In the previous post I shared about the worship/prayer experience I helped to craft. It was good to hear the responses about how it touched people. I feel so glad to have a part in helping someone along on a healing journey, ministering freedom, igniting passion for God, or creating an atmosphere where hearts can open. What's cool for me right now is to have places where that's possible. It is a healing thing for me to be invited to artistically express worship within community. So even before I knew of any impact it had, I was simply thankful for the opportunity to be involved.

Sunday, May 14, 2006

Drop the rocks

What is weighing down your backpack of life?

This evening I took part in a service at the Refuge to help people jettison their burdens and find freedom. Kathy shared her story (powerful!) and used the metaphor of a super-hero backpack full of rocks that got lighter with healing from God and supportive community. I put together my first powerpoint slideshow using the phrase Drop the rocks and float to the surface. Everyone's chair had a rock on it and Kathy invited them to drop their rock (and their burden) into a tub of water on the way to the communion table, where we celebrated what Jesus has done for us, paying the price, bearing our sins and burdens. On the table was a container with rocks, water, and floating candles, symbolizing the triumph of the light over our "rocks."







We ended with a celebration for Kathy, whose birthday falls on this day (Mother's Day!) A fitting picture of the redemption in the full circle of her story.

more from me later about this event...

Wednesday, May 10, 2006

Long way around

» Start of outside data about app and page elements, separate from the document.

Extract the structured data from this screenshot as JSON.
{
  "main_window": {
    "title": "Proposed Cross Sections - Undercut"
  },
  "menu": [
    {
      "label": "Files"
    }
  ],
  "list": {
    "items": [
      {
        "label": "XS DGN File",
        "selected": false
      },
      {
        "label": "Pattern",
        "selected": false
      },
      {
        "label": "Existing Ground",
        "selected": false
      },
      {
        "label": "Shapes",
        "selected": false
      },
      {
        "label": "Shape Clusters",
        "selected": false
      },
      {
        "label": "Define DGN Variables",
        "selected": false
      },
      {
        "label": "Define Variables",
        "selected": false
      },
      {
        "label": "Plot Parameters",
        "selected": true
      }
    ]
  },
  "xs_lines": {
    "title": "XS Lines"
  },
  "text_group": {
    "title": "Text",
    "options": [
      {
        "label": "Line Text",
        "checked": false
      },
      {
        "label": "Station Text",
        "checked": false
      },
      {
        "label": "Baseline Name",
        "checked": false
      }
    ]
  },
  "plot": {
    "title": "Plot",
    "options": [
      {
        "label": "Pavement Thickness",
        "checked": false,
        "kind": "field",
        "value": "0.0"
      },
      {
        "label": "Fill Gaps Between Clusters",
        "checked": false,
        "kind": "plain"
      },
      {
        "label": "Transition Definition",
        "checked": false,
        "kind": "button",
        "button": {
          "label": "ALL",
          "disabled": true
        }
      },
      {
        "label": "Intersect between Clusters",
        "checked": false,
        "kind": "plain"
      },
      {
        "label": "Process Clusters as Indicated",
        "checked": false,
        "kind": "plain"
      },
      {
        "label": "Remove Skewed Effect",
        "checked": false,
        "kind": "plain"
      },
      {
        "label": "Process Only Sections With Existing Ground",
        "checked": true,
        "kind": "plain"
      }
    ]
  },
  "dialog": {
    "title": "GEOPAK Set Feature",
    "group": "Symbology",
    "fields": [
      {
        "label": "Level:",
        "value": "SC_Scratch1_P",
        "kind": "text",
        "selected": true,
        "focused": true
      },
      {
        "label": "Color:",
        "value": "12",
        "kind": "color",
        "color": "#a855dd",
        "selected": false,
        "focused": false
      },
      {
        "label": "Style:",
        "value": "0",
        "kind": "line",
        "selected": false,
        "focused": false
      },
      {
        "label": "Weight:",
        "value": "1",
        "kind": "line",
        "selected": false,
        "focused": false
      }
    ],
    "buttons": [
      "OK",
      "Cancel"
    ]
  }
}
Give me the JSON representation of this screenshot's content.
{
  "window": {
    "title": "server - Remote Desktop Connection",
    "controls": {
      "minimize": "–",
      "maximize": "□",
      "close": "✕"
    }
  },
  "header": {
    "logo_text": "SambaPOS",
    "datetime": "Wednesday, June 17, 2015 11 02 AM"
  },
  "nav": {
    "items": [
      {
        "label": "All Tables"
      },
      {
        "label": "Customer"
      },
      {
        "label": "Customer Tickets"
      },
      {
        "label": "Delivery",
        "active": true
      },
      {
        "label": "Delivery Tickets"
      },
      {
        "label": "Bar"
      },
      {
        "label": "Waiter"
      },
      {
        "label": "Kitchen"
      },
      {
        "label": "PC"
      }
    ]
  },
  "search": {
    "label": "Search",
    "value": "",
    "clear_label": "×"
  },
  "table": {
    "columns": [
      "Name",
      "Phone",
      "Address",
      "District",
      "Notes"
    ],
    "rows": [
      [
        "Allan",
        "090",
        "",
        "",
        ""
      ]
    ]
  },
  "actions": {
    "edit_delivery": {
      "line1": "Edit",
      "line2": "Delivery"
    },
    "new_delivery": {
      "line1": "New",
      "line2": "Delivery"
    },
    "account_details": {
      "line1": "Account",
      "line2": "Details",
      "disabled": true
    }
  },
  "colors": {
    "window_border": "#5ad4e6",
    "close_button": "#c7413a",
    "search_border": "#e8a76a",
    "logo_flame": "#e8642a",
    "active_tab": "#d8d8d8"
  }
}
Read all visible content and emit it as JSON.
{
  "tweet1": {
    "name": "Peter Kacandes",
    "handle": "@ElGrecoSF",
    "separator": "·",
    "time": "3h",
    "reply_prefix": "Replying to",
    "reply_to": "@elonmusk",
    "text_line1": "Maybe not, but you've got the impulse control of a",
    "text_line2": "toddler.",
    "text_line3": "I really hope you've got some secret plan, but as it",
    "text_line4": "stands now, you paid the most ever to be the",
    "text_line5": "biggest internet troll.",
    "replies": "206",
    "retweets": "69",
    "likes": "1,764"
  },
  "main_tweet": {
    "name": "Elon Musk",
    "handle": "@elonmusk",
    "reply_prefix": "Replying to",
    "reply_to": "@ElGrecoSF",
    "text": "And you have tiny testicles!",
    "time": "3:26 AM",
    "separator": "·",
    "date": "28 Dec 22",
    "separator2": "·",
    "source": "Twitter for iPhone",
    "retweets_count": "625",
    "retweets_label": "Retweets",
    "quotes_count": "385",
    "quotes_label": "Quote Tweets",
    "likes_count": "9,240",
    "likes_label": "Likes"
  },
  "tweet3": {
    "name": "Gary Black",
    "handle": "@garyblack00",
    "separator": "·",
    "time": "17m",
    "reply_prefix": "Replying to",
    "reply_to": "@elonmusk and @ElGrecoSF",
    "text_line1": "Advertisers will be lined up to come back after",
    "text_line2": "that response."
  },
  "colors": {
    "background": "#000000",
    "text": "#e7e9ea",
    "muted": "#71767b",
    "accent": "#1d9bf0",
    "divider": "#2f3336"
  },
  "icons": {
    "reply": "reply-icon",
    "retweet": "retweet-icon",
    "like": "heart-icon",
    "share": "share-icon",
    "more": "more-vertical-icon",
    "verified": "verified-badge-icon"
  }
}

I don't know if the dots themselves connect, but I connected with some dots along the path this morning. Listening to this Dixie Chicks song about their "two long years" recalls my last five-plus long years. For me it's all about process and God's grace. In the same vein of thought, I found these apt words from Lisa :
The soul is self correcting at times. This amazes me. When our life isn't working, our soul cries loudly until we listen.
B. and I share an ability to plow through what needs to be done. This can cause great spiritual pain. We are so busy plowing that we aren't listening to our lives. We miss warning signs, red flags. Progress is plowing through or is it?
I am looking to redefine my definition of progress. Perhaps it is slowing down enough to notice what is really happening. Perhaps it is saying, "I can't do this." Perhaps it is screaming for help.
Perhaps it is also embracing the small steps, revelations, relationships, and changes as gifts. Any of these can feel like enemies at the time because of the discomfort involved. I am again experiencing a season of discomfort-- with change and transition challenging me to "step into liquid." (I haven't seen the movie, but I like the phrase.) Seems like nothing's happening, everything's on hold, and the unfulfilled potential of the last season and its losses are still being grieved and processed. Then, suddenly, there's a stirring of activity with flecks of hope glinting in the sunlight and the calm is disturbed. It rouses me and calls for a response. Yea or Nay? Retreat or step out? Things are much less certain, less orderly, less predictable than before. There's a learning curve to becoming. Curve means bend. Bending requires being flexible. Flexibility means able to yield to pressure. Pressure means discomfort. Discomfort means change. Change hopefully means growth. Growth means becoming. This process of progess seems like the long way around.

Monday, May 01, 2006

My kind of evening

Thanks to Real Live Preacher for this article. It touches many places in my heart.